#### [Problem description]
From the data, return each line holding the word "index".
**** The data
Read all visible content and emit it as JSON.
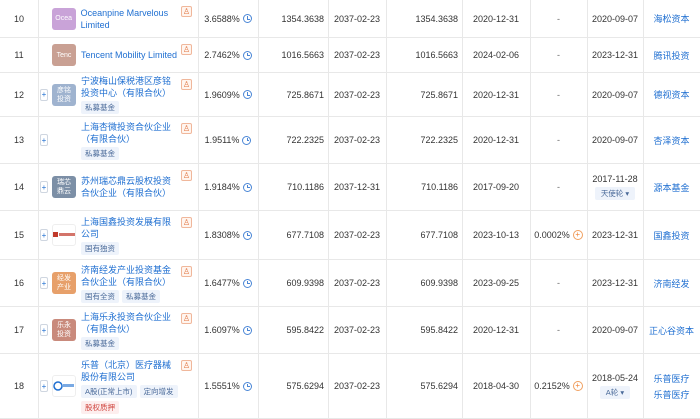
{
  "rows": [
    {
      "index": "10",
      "logo_text": "Ocea",
      "logo_color": "#c9a3d8",
      "name": "Oceanpine Marvelous Limited",
      "tags": [],
      "ratio": "3.6588%",
      "ratio_icon": "clock-icon",
      "subscribed": "1354.3638",
      "sub_date": "2037-02-23",
      "paid": "1354.3638",
      "paid_date": "2020-12-31",
      "latest_ratio": "-",
      "first_date": "2020-09-07",
      "round_tag": "",
      "brand": "海松资本",
      "brand2": ""
    },
    {
      "index": "11",
      "logo_text": "Tenc",
      "logo_color": "#c9a093",
      "name": "Tencent Mobility Limited",
      "tags": [],
      "ratio": "2.7462%",
      "ratio_icon": "clock-icon",
      "subscribed": "1016.5663",
      "sub_date": "2037-02-23",
      "paid": "1016.5663",
      "paid_date": "2024-02-06",
      "latest_ratio": "-",
      "first_date": "2023-12-31",
      "round_tag": "",
      "brand": "腾讯投资",
      "brand2": ""
    },
    {
      "index": "12",
      "logo_text": "彦铭\n投资",
      "logo_color": "#9fb3cf",
      "name": "宁波梅山保税港区彦铭投资中心（有限合伙）",
      "tags": [
        "私募基金"
      ],
      "ratio": "1.9609%",
      "ratio_icon": "clock-icon",
      "subscribed": "725.8671",
      "sub_date": "2037-02-23",
      "paid": "725.8671",
      "paid_date": "2020-12-31",
      "latest_ratio": "-",
      "first_date": "2020-09-07",
      "round_tag": "",
      "brand": "德视资本",
      "brand2": ""
    },
    {
      "index": "13",
      "logo_text": "",
      "logo_color": "",
      "name": "上海杏微投资合伙企业（有限合伙）",
      "tags": [
        "私募基金"
      ],
      "ratio": "1.9511%",
      "ratio_icon": "clock-icon",
      "subscribed": "722.2325",
      "sub_date": "2037-02-23",
      "paid": "722.2325",
      "paid_date": "2020-12-31",
      "latest_ratio": "-",
      "first_date": "2020-09-07",
      "round_tag": "",
      "brand": "杏泽资本",
      "brand2": ""
    },
    {
      "index": "14",
      "logo_text": "瑞芯\n鼎云",
      "logo_color": "#7c8fa6",
      "name": "苏州瑞芯鼎云股权投资合伙企业（有限合伙）",
      "tags": [],
      "ratio": "1.9184%",
      "ratio_icon": "clock-icon",
      "subscribed": "710.1186",
      "sub_date": "2037-12-31",
      "paid": "710.1186",
      "paid_date": "2017-09-20",
      "latest_ratio": "-",
      "first_date": "2017-11-28",
      "round_tag": "天使轮",
      "brand": "源本基金",
      "brand2": ""
    },
    {
      "index": "15",
      "logo_text": "",
      "logo_color": "",
      "name": "上海国鑫投资发展有限公司",
      "tags": [
        "国有独资"
      ],
      "ratio": "1.8308%",
      "ratio_icon": "clock-icon",
      "subscribed": "677.7108",
      "sub_date": "2037-02-23",
      "paid": "677.7108",
      "paid_date": "2023-10-13",
      "latest_ratio": "0.0002%",
      "first_date": "2023-12-31",
      "round_tag": "",
      "brand": "国鑫投资",
      "brand2": ""
    },
    {
      "index": "16",
      "logo_text": "经发\n产业",
      "logo_color": "#e7a06a",
      "name": "济南经发产业投资基金合伙企业（有限合伙）",
      "tags": [
        "国有全资",
        "私募基金"
      ],
      "ratio": "1.6477%",
      "ratio_icon": "clock-icon",
      "subscribed": "609.9398",
      "sub_date": "2037-02-23",
      "paid": "609.9398",
      "paid_date": "2023-09-25",
      "latest_ratio": "-",
      "first_date": "2023-12-31",
      "round_tag": "",
      "brand": "济南经发",
      "brand2": ""
    },
    {
      "index": "17",
      "logo_text": "乐永\n投资",
      "logo_color": "#c98a7c",
      "name": "上海乐永投资合伙企业（有限合伙）",
      "tags": [
        "私募基金"
      ],
      "ratio": "1.6097%",
      "ratio_icon": "clock-icon",
      "subscribed": "595.8422",
      "sub_date": "2037-02-23",
      "paid": "595.8422",
      "paid_date": "2020-12-31",
      "latest_ratio": "-",
      "first_date": "2020-09-07",
      "round_tag": "",
      "brand": "正心谷资本",
      "brand2": ""
    },
    {
      "index": "18",
      "logo_text": "",
      "logo_color": "",
      "name": "乐普（北京）医疗器械股份有限公司",
      "tags": [
        "A股(正常上市)",
        "定向增发",
        "股权质押"
      ],
      "ratio": "1.5551%",
      "ratio_icon": "clock-icon",
      "subscribed": "575.6294",
      "sub_date": "2037-02-23",
      "paid": "575.6294",
      "paid_date": "2018-04-30",
      "latest_ratio": "0.2152%",
      "first_date": "2018-05-24",
      "round_tag": "A轮",
      "brand": "乐普医疗",
      "brand2": "乐普医疗"
    }
  ]
}
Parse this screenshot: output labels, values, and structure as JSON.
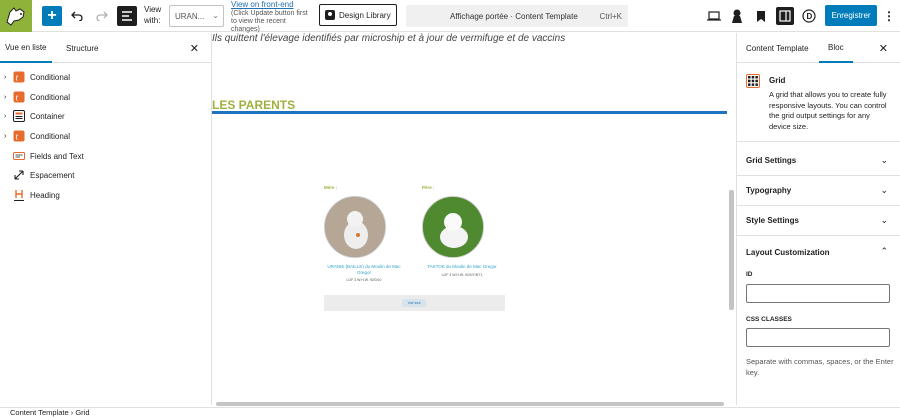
{
  "toolbar": {
    "view_with_label": "View with:",
    "view_select_value": "URAN...",
    "frontend_link": "View on front-end",
    "frontend_note": "(Click Update button first to view the recent changes)",
    "design_library_label": "Design Library",
    "command_title": "Affichage portée · Content Template",
    "command_shortcut": "Ctrl+K",
    "save_label": "Enregistrer"
  },
  "left_panel": {
    "tabs": [
      "Vue en liste",
      "Structure"
    ],
    "items": [
      {
        "label": "Conditional",
        "icon": "toolset-icon",
        "has_caret": true
      },
      {
        "label": "Conditional",
        "icon": "toolset-icon",
        "has_caret": true
      },
      {
        "label": "Container",
        "icon": "container-icon",
        "has_caret": true
      },
      {
        "label": "Conditional",
        "icon": "toolset-icon",
        "has_caret": true
      },
      {
        "label": "Fields and Text",
        "icon": "fields-icon",
        "has_caret": false
      },
      {
        "label": "Espacement",
        "icon": "spacer-icon",
        "has_caret": false
      },
      {
        "label": "Heading",
        "icon": "heading-icon",
        "has_caret": false
      }
    ]
  },
  "canvas": {
    "intro_text": "Ils quittent l'élevage identifiés par microship et à jour de vermifuge et de vaccins",
    "parents_heading": "LES PARENTS",
    "mother_label": "Mère :",
    "father_label": "Père :",
    "mother_name": "URANIE (BAILLE) du Moulin de Mac Gregor",
    "mother_lof": "LOF 3 W.H.W. 92/0/10",
    "father_name": "TAKTOK du Moulin de Mac Gregor",
    "father_lof": "LOF 3 W.H.W. 92/0/7/8/71",
    "footer_button": "Voir tout"
  },
  "right_panel": {
    "tabs": [
      "Content Template",
      "Bloc"
    ],
    "block_title": "Grid",
    "block_description": "A grid that allows you to create fully responsive layouts. You can control the grid output settings for any device size.",
    "sections": [
      "Grid Settings",
      "Typography",
      "Style Settings",
      "Layout Customization"
    ],
    "id_label": "ID",
    "css_label": "CSS CLASSES",
    "css_help": "Separate with commas, spaces, or the Enter key."
  },
  "breadcrumb": {
    "items": [
      "Content Template",
      "Grid"
    ]
  },
  "colors": {
    "accent": "#007cba",
    "brand_green": "#8fb33a",
    "heading_green": "#a0b040",
    "rule_blue": "#1e73be"
  }
}
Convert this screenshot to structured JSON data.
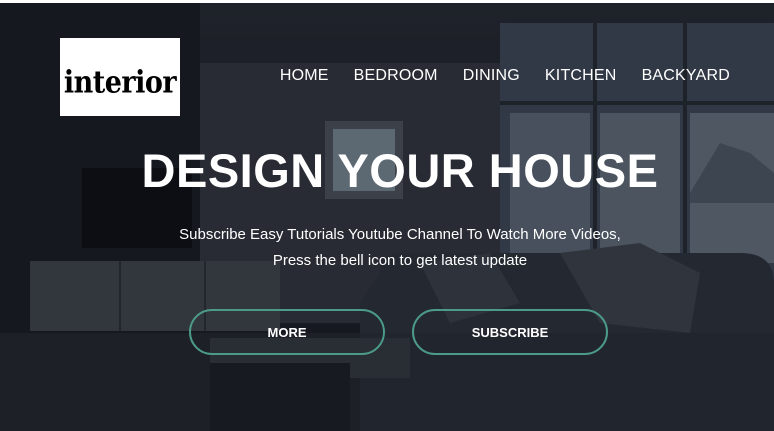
{
  "logo": {
    "text": "interior"
  },
  "nav": {
    "items": [
      {
        "label": "HOME"
      },
      {
        "label": "BEDROOM"
      },
      {
        "label": "DINING"
      },
      {
        "label": "KITCHEN"
      },
      {
        "label": "BACKYARD"
      }
    ]
  },
  "hero": {
    "headline": "DESIGN YOUR HOUSE",
    "subtitle_line1": "Subscribe Easy Tutorials Youtube Channel To Watch More Videos,",
    "subtitle_line2": "Press the bell icon to get latest update"
  },
  "buttons": {
    "more_label": "MORE",
    "subscribe_label": "SUBSCRIBE"
  },
  "colors": {
    "button_border": "#4c9a88",
    "text": "#ffffff",
    "overlay": "#0a0c12"
  }
}
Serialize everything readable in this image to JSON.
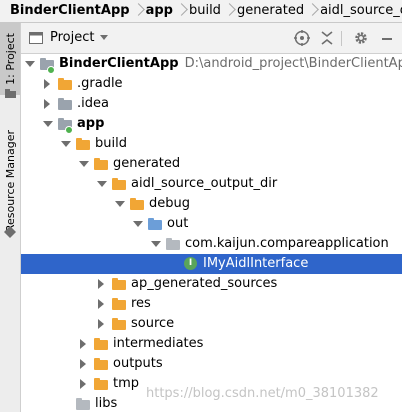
{
  "breadcrumb": {
    "items": [
      {
        "label": "BinderClientApp"
      },
      {
        "label": "app"
      },
      {
        "label": "build"
      },
      {
        "label": "generated"
      },
      {
        "label": "aidl_source_output_"
      }
    ]
  },
  "left_tool_strip": {
    "tabs": [
      {
        "label": "1: Project"
      },
      {
        "label": "Resource Manager"
      }
    ]
  },
  "project_panel": {
    "view_selector": "Project",
    "icons": [
      "globe-icon",
      "collapse-all-icon",
      "gear-icon",
      "minimize-icon"
    ]
  },
  "tree": [
    {
      "label": "BinderClientApp",
      "path": "D:\\android_project\\BinderClientApp",
      "depth": 0,
      "expanded": true,
      "icon": "module-folder",
      "bold": true
    },
    {
      "label": ".gradle",
      "depth": 1,
      "expanded": false,
      "icon": "folder-orange"
    },
    {
      "label": ".idea",
      "depth": 1,
      "expanded": false,
      "icon": "folder-gray"
    },
    {
      "label": "app",
      "depth": 1,
      "expanded": true,
      "icon": "module-folder",
      "bold": true
    },
    {
      "label": "build",
      "depth": 2,
      "expanded": true,
      "icon": "folder-orange"
    },
    {
      "label": "generated",
      "depth": 3,
      "expanded": true,
      "icon": "folder-orange"
    },
    {
      "label": "aidl_source_output_dir",
      "depth": 4,
      "expanded": true,
      "icon": "folder-orange"
    },
    {
      "label": "debug",
      "depth": 5,
      "expanded": true,
      "icon": "folder-orange"
    },
    {
      "label": "out",
      "depth": 6,
      "expanded": true,
      "icon": "source-folder"
    },
    {
      "label": "com.kaijun.compareapplication",
      "depth": 7,
      "expanded": true,
      "icon": "package-folder"
    },
    {
      "label": "IMyAidlInterface",
      "depth": 8,
      "icon": "interface",
      "selected": true
    },
    {
      "label": "ap_generated_sources",
      "depth": 4,
      "expanded": false,
      "icon": "folder-orange"
    },
    {
      "label": "res",
      "depth": 4,
      "expanded": false,
      "icon": "folder-orange"
    },
    {
      "label": "source",
      "depth": 4,
      "expanded": false,
      "icon": "folder-orange"
    },
    {
      "label": "intermediates",
      "depth": 3,
      "expanded": false,
      "icon": "folder-orange"
    },
    {
      "label": "outputs",
      "depth": 3,
      "expanded": false,
      "icon": "folder-orange"
    },
    {
      "label": "tmp",
      "depth": 3,
      "expanded": false,
      "icon": "folder-orange"
    },
    {
      "label": "libs",
      "depth": 2,
      "icon": "folder-plain"
    }
  ],
  "interface_badge": "I",
  "watermark": "https://blog.csdn.net/m0_38101382",
  "colors": {
    "selection": "#2f65ca",
    "folder": "#f1a635"
  }
}
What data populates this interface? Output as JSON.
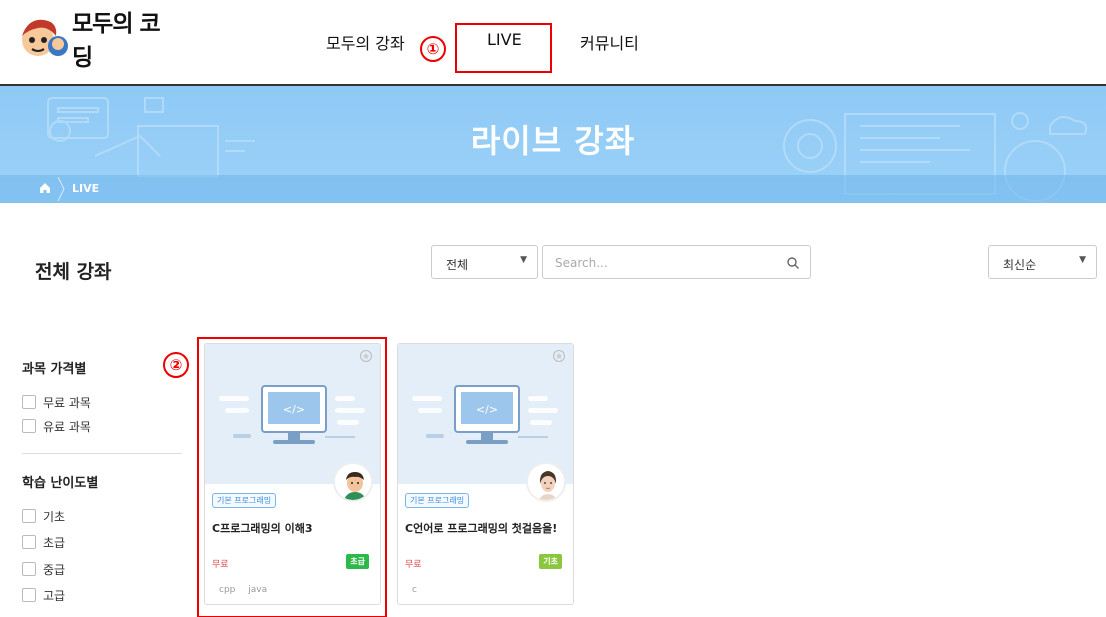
{
  "header": {
    "logo_text": "모두의 코딩",
    "nav": {
      "lectures": "모두의 강좌",
      "live": "LIVE",
      "community": "커뮤니티"
    }
  },
  "annotations": {
    "marker1": "①",
    "marker2": "②",
    "highlight_color": "#e00000"
  },
  "banner": {
    "title": "라이브 강좌",
    "breadcrumb": "LIVE",
    "color": "#8ec9f5"
  },
  "toolbar": {
    "section_title": "전체 강좌",
    "category_select": "전체",
    "search_placeholder": "Search...",
    "sort_select": "최신순"
  },
  "sidebar": {
    "price_title": "과목 가격별",
    "price_options": [
      "무료 과목",
      "유료 과목"
    ],
    "level_title": "학습 난이도별",
    "level_options": [
      "기초",
      "초급",
      "중급",
      "고급"
    ]
  },
  "courses": [
    {
      "category": "기본 프로그래밍",
      "title": "C프로그래밍의 이해3",
      "price": "무료",
      "level": "초급",
      "level_color": "#2db84a",
      "tags": [
        "cpp",
        "java"
      ]
    },
    {
      "category": "기본 프로그래밍",
      "title": "C언어로 프로그래밍의 첫걸음을!",
      "price": "무료",
      "level": "기초",
      "level_color": "#8cc63f",
      "tags": [
        "c"
      ]
    }
  ]
}
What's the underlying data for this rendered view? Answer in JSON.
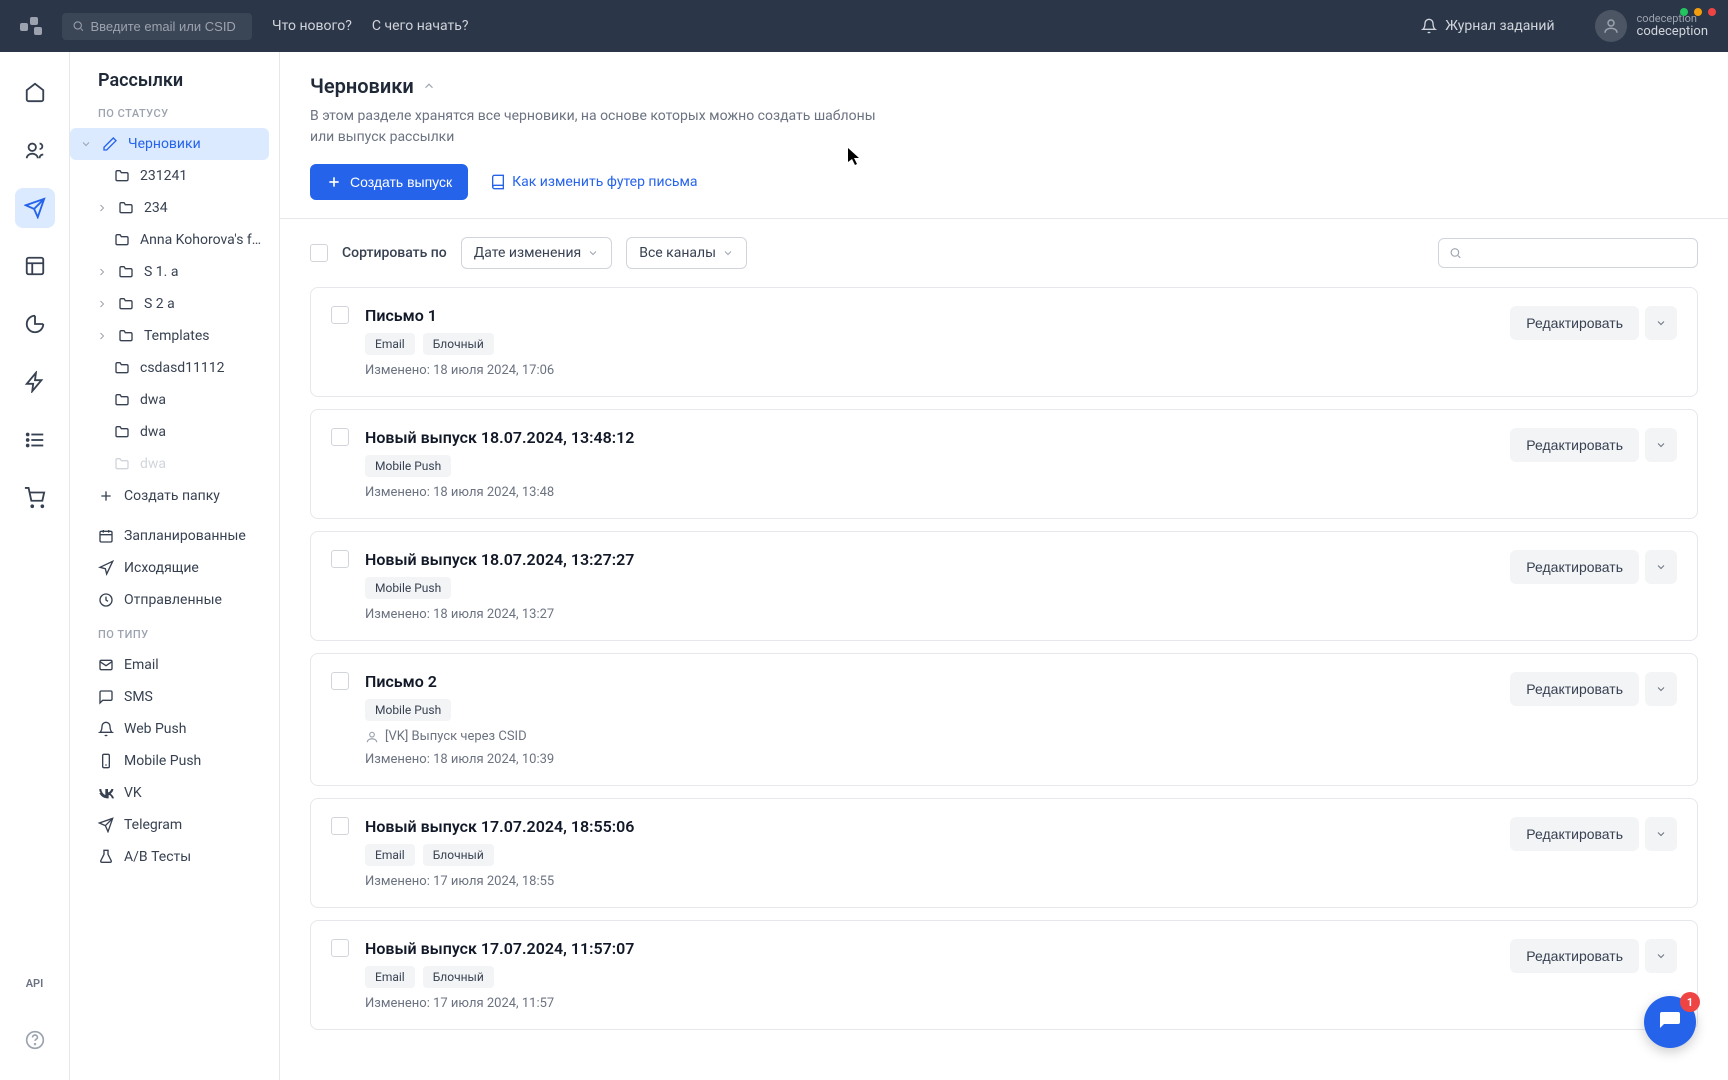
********
#### [Exercise solution]
      "index": "10",
      "index": "11",
      "index": "12",
      "index": "13",
      "index": "14",
      "index": "15",
      "index": "16",
      "index": "17",
      "index": "18",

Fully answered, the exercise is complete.